(NaturalNews) "Isn't humanity committing suicide with this indiscriminate and tyrannical use of nature?"
That was a question asked recently by Pope Francis, as part of his continuous plea with the world to "respect" our environment.
It's not a bad message, it is just incomplete when you consider that the vast majority of the world is fed by GMOs, which have nothing in common with "respecting" our environment.
In July, the pontiff was on his environmental message again, branding the destruction of the rainforests in South America -- the pope's home country is Argentina -- as well as other forms of environmental exploitation as a sin of modern times.
As reported by Reuters, the pontiff, in an address at the University of Molise, an agricultural and industrial region in southern Italy, said that the earth should be permitted to give her fruits without being exploited.
Respect nature, sure, but how about speaking out against GMOs?
"This is one of the greatest challenges of our time: to convert ourselves to a type of development that knows how to respect creation," he told students, who were also joined by struggling farmers and laid-off workers, in a university hall.
"When I look at America, also my own homeland (South America), so many forests, all cut, that have become land... that can longer give life. This is our sin, exploiting the Earth and not allowing her to... give us what she has within her," the Argentine pope said in unprepared remarks, according to Reuters.
Currently, Francis, who derived his name from Francis of Assisi, the 13th century saint who is viewed as the patron of animals and the environment, is writing an encyclical on Mankind's relationship with nature. And since his election to lead the Catholic Church's 1.2 billion adherents in March 2013, Francis has made a number of appeals to defend the environment.
But the Holy See has been silent on the use of genetically modified organisms (GMOs) in crops and food production, despite the well-documented damage such crops are doing to the world's ever-shrinking farm acreage -- though other Catholic leaders and laymen have spoken up.
In August 2013, several Roman Catholic priests and Catholic laymen sought to convince some in the Church hierarchy to publicly denounce genetically modified organisms, even as they prepared to publicly honor a trio of scientists largely responsible for GMO development.
In an open letter to Cardinal Peter Turkson, president of the Vatican's Pontifical Council for Justice and Peace, who prepared to honor the three scientists in Des Moines, Iowa, Oct. 16-18, Brother David Andrews, a senior representative of Food & Water Watch and the Committee on World Food Security, among other groups, asked the Church to reconsider.
'New form of slavery'
In part, the letter said:
As you know, the United States government and agriculture giant Monsanto have been seeking the support of the Holy See for genetic modification of food for years.
During my last visit to the U.S. Ambassador Miguel Diaz, just before he resigned, Diaz sung to me the praises of Bishop Marcelo Sanchez Sorondo, chancellor of the Pontifical Academy of Sciences, because he supported GMOs. I wonder what you will say, particularly given your leadership of the synod on Africa and the strong advocacy that Monsanto and the U.S. government have for transforming African agriculture through the G-8's New Alliance for Food Security and Nutrition.

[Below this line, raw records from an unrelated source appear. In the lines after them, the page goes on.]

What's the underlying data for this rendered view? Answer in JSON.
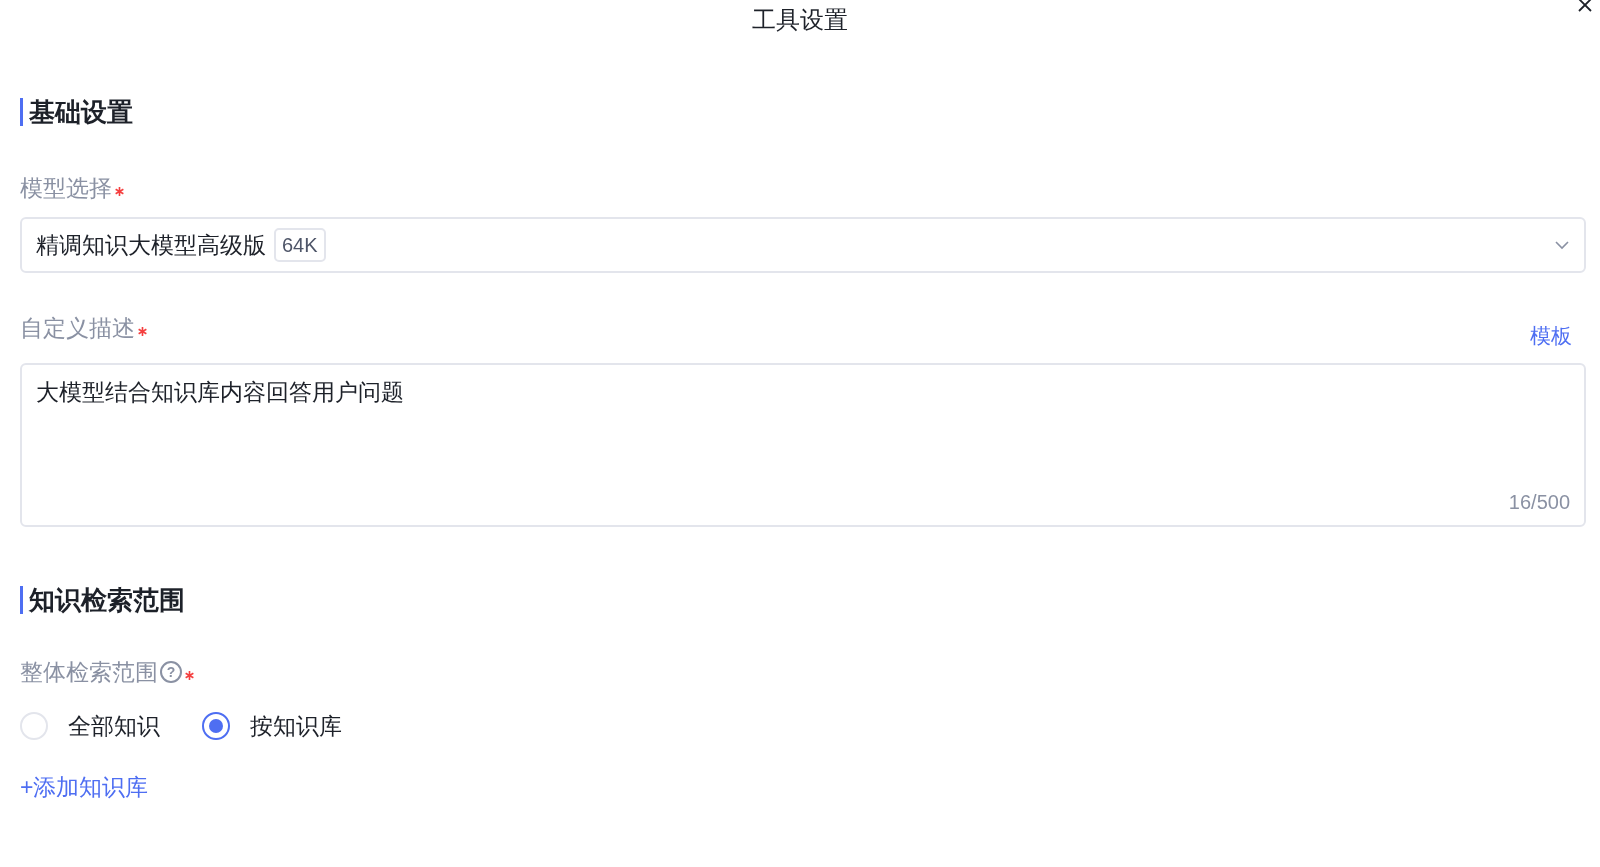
{
  "dialog": {
    "title": "工具设置"
  },
  "sections": [
    {
      "title": "基础设置"
    },
    {
      "title": "知识检索范围"
    }
  ],
  "model": {
    "label": "模型选择",
    "required": true,
    "value": "精调知识大模型高级版",
    "tag": "64K"
  },
  "description": {
    "label": "自定义描述",
    "required": true,
    "link": "模板",
    "value": "大模型结合知识库内容回答用户问题",
    "counter": "16/500"
  },
  "scope": {
    "label": "整体检索范围",
    "required": true,
    "help": "?",
    "options": [
      {
        "label": "全部知识",
        "selected": false
      },
      {
        "label": "按知识库",
        "selected": true
      }
    ],
    "add_link": "+添加知识库"
  }
}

Andrews said the U.S. has "repeatedly" pushed the Holy See to endorse GMO seeds "as a moral obligation," but that the "policy of the Pontifical Council for Justice and Peace has been to resist officially adopting GMOs."
"While the Academy of Sciences has recurrently hosted one-sided conferences on GMOs in 2004 and 2008, the Holy See formerly has not done so. Cardinal Renato Martino, your predecessor at the justice and peace office, came close but backed off, and you yourself have been quite careful," Andrews wrote.
In January 2012, Turkson said GMOs were a "new form of slavery," and he has spoken out about their danger to the environment and humans.